S. Travis Waller, 29
Writes algorithms that determine why traffic jams form and how to ease them
University of Texas at Austin

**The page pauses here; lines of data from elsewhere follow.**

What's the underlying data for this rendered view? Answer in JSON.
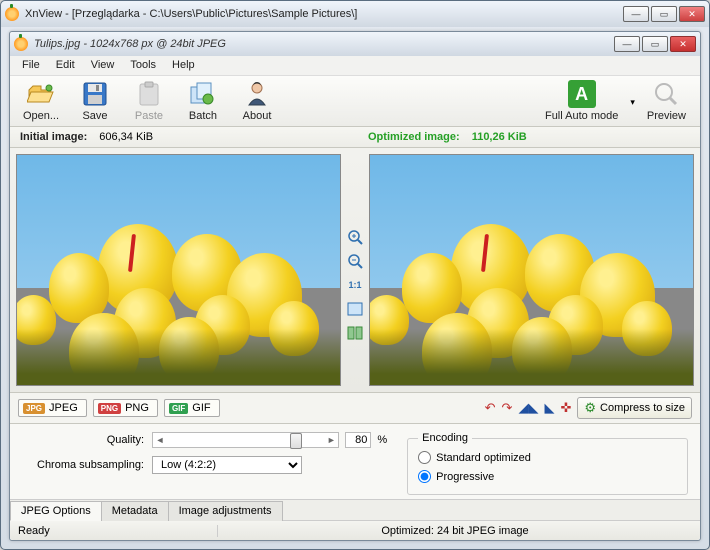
{
  "outer_title": "XnView - [Przeglądarka - C:\\Users\\Public\\Pictures\\Sample Pictures\\]",
  "inner_title": "Tulips.jpg - 1024x768 px @ 24bit JPEG",
  "menu": {
    "file": "File",
    "edit": "Edit",
    "view": "View",
    "tools": "Tools",
    "help": "Help"
  },
  "toolbar": {
    "open": "Open...",
    "save": "Save",
    "paste": "Paste",
    "batch": "Batch",
    "about": "About",
    "auto": "Full Auto mode",
    "preview": "Preview"
  },
  "sizes": {
    "initial_label": "Initial image:",
    "initial_value": "606,34 KiB",
    "optimized_label": "Optimized image:",
    "optimized_value": "110,26 KiB"
  },
  "formats": {
    "jpeg": "JPEG",
    "png": "PNG",
    "gif": "GIF"
  },
  "compress_btn": "Compress to size",
  "quality": {
    "label": "Quality:",
    "value": "80",
    "pct": "%",
    "thumb_pct": 78
  },
  "chroma": {
    "label": "Chroma subsampling:",
    "selected": "Low (4:2:2)"
  },
  "encoding": {
    "legend": "Encoding",
    "standard": "Standard optimized",
    "progressive": "Progressive",
    "selected": "progressive"
  },
  "tabs": {
    "jpeg": "JPEG Options",
    "meta": "Metadata",
    "adjust": "Image adjustments"
  },
  "status": {
    "ready": "Ready",
    "optimized": "Optimized: 24 bit JPEG image"
  }
}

WHEN S. Travis Waller, a native of tiny Ironton, OH, first experienced the traffic snarls of Chicago, he was shocked. Clearing congestion is now his work. The fundamental research tool in his field is software that models traffic flow, but until recently, the models were capable of representing only static traffic conditions. Waller wrote algorithms that allow for dynamic modeling of changing conditions. As a postdoc at Northwestern University, he led the development of modeling tools based on the algorithms and made them available on the Web. Waller and others are using these tools to analyze traffic-congested areas and specify the most effective long-term investments in infrastructure improvements. Now an assistant professor of civil engineering at the University of Texas at Austin, Waller is also devising an online routing system that uses onboard computers to tell drivers which routes offer the quickest paths given current traffic patterns. Hoping to identify the conditions that slow traffic, he is working with the city of Chicago to test the system by tracking transponder-equipped buses. Eventually, the system could feed data to a central controller that would change red lights to green to improve traffic flow.